Instructions to follow: Output all of the entries beneath, exactly as written.

(Dataset items)
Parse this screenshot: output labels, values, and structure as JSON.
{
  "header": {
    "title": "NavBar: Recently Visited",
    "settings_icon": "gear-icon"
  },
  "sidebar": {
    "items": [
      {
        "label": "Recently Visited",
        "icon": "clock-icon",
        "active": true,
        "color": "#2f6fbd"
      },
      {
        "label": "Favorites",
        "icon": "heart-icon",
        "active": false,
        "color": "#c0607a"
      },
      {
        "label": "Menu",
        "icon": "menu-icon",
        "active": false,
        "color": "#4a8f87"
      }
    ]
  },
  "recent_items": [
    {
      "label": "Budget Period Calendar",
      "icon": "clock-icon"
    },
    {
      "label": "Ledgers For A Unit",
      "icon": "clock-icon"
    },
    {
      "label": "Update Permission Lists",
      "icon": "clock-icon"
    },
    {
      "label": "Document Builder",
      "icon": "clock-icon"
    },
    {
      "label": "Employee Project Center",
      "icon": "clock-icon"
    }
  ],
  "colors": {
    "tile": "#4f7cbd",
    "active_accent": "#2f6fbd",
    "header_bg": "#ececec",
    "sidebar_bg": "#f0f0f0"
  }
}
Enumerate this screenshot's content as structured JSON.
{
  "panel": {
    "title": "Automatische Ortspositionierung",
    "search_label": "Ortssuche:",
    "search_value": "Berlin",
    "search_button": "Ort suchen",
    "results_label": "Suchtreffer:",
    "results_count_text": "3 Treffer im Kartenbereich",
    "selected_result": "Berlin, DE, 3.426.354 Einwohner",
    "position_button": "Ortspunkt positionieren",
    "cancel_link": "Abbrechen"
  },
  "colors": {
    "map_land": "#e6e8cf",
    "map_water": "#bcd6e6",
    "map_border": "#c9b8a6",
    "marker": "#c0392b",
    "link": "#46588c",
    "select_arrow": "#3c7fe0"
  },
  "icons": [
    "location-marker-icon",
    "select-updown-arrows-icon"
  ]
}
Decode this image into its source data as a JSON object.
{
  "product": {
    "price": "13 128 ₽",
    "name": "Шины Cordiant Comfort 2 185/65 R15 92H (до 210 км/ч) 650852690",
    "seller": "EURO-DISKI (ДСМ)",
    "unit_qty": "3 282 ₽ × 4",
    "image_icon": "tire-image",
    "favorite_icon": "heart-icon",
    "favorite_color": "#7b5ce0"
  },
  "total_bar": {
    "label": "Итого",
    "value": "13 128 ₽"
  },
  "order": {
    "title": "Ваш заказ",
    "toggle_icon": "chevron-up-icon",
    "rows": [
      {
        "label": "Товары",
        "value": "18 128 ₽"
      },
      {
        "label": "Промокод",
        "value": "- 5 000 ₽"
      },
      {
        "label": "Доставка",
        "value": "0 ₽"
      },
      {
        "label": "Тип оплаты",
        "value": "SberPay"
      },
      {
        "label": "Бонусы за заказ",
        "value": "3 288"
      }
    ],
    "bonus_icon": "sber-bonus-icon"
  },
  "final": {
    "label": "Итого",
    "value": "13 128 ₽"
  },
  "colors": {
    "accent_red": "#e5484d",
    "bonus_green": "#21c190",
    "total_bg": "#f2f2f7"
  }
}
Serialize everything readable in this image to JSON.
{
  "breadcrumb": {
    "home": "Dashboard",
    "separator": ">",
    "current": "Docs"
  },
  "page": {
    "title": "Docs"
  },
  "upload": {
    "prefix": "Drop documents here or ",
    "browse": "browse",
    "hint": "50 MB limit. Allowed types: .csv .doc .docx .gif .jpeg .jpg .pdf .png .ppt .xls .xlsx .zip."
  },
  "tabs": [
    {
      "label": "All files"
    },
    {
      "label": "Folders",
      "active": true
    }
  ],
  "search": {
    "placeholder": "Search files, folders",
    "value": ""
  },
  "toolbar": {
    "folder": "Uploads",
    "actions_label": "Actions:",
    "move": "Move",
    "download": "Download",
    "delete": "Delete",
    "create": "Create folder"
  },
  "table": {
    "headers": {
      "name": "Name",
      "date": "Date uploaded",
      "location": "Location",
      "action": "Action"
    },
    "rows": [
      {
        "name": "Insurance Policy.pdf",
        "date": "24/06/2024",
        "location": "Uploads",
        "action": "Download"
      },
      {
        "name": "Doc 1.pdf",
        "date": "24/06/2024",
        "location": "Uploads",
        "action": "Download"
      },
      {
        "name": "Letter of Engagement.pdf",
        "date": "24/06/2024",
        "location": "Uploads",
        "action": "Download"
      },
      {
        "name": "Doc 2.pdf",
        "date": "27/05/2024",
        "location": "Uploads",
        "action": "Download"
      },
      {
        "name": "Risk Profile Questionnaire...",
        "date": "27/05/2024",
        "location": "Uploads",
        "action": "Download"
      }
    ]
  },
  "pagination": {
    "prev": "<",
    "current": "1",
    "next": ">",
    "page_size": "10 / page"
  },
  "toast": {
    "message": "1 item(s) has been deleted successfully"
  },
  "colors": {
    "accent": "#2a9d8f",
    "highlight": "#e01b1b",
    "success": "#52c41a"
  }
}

Output for this task:
Parse this screenshot: output labels, values, and structure as JSON.
{
  "header": {
    "title": "NavBar: Recently Visited",
    "settings_icon": "gear-icon"
  },
  "sidebar": {
    "items": [
      {
        "label": "Recently Visited",
        "icon": "clock-icon",
        "active": true,
        "color": "#2f6fbd"
      },
      {
        "label": "Favorites",
        "icon": "heart-icon",
        "active": false,
        "color": "#c0607a"
      },
      {
        "label": "Menu",
        "icon": "menu-icon",
        "active": false,
        "color": "#4a8f87"
      }
    ]
  },
  "recent_items": [
    {
      "label": "Budget Period Calendar",
      "icon": "clock-icon"
    },
    {
      "label": "Ledgers For A Unit",
      "icon": "clock-icon"
    },
    {
      "label": "Update Permission Lists",
      "icon": "clock-icon"
    },
    {
      "label": "Document Builder",
      "icon": "clock-icon"
    },
    {
      "label": "Employee Project Center",
      "icon": "clock-icon"
    }
  ],
  "colors": {
    "tile": "#4f7cbd",
    "active_accent": "#2f6fbd",
    "header_bg": "#ececec",
    "sidebar_bg": "#f0f0f0"
  }
}
Enumerate this screenshot's content as structured JSON.
{
  "panel": {
    "title": "Automatische Ortspositionierung",
    "search_label": "Ortssuche:",
    "search_value": "Berlin",
    "search_button": "Ort suchen",
    "results_label": "Suchtreffer:",
    "results_count_text": "3 Treffer im Kartenbereich",
    "selected_result": "Berlin, DE, 3.426.354 Einwohner",
    "position_button": "Ortspunkt positionieren",
    "cancel_link": "Abbrechen"
  },
  "colors": {
    "map_land": "#e6e8cf",
    "map_water": "#bcd6e6",
    "map_border": "#c9b8a6",
    "marker": "#c0392b",
    "link": "#46588c",
    "select_arrow": "#3c7fe0"
  },
  "icons": [
    "location-marker-icon",
    "select-updown-arrows-icon"
  ]
}
Decode this image into its source data as a JSON object.
{
  "product": {
    "price": "13 128 ₽",
    "name": "Шины Cordiant Comfort 2 185/65 R15 92H (до 210 км/ч) 650852690",
    "seller": "EURO-DISKI (ДСМ)",
    "unit_qty": "3 282 ₽ × 4",
    "image_icon": "tire-image",
    "favorite_icon": "heart-icon",
    "favorite_color": "#7b5ce0"
  },
  "total_bar": {
    "label": "Итого",
    "value": "13 128 ₽"
  },
  "order": {
    "title": "Ваш заказ",
    "toggle_icon": "chevron-up-icon",
    "rows": [
      {
        "label": "Товары",
        "value": "18 128 ₽"
      },
      {
        "label": "Промокод",
        "value": "- 5 000 ₽"
      },
      {
        "label": "Доставка",
        "value": "0 ₽"
      },
      {
        "label": "Тип оплаты",
        "value": "SberPay"
      },
      {
        "label": "Бонусы за заказ",
        "value": "3 288"
      }
    ],
    "bonus_icon": "sber-bonus-icon"
  },
  "final": {
    "label": "Итого",
    "value": "13 128 ₽"
  },
  "colors": {
    "accent_red": "#e5484d",
    "bonus_green": "#21c190",
    "total_bg": "#f2f2f7"
  }
}
Serialize everything readable in this image to JSON.
{
  "breadcrumb": {
    "home": "Dashboard",
    "separator": ">",
    "current": "Docs"
  },
  "page": {
    "title": "Docs"
  },
  "upload": {
    "prefix": "Drop documents here or ",
    "browse": "browse",
    "hint": "50 MB limit. Allowed types: .csv .doc .docx .gif .jpeg .jpg .pdf .png .ppt .xls .xlsx .zip."
  },
  "tabs": [
    {
      "label": "All files"
    },
    {
      "label": "Folders",
      "active": true
    }
  ],
  "search": {
    "placeholder": "Search files, folders",
    "value": ""
  },
  "toolbar": {
    "folder": "Uploads",
    "actions_label": "Actions:",
    "move": "Move",
    "download": "Download",
    "delete": "Delete",
    "create": "Create folder"
  },
  "table": {
    "headers": {
      "name": "Name",
      "date": "Date uploaded",
      "location": "Location",
      "action": "Action"
    },
    "rows": [
      {
        "name": "Insurance Policy.pdf",
        "date": "24/06/2024",
        "location": "Uploads",
        "action": "Download"
      },
      {
        "name": "Doc 1.pdf",
        "date": "24/06/2024",
        "location": "Uploads",
        "action": "Download"
      },
      {
        "name": "Letter of Engagement.pdf",
        "date": "24/06/2024",
        "location": "Uploads",
        "action": "Download"
      },
      {
        "name": "Doc 2.pdf",
        "date": "27/05/2024",
        "location": "Uploads",
        "action": "Download"
      },
      {
        "name": "Risk Profile Questionnaire...",
        "date": "27/05/2024",
        "location": "Uploads",
        "action": "Download"
      }
    ]
  },
  "pagination": {
    "prev": "<",
    "current": "1",
    "next": ">",
    "page_size": "10 / page"
  },
  "toast": {
    "message": "1 item(s) has been deleted successfully"
  },
  "colors": {
    "accent": "#2a9d8f",
    "highlight": "#e01b1b",
    "success": "#52c41a"
  }
}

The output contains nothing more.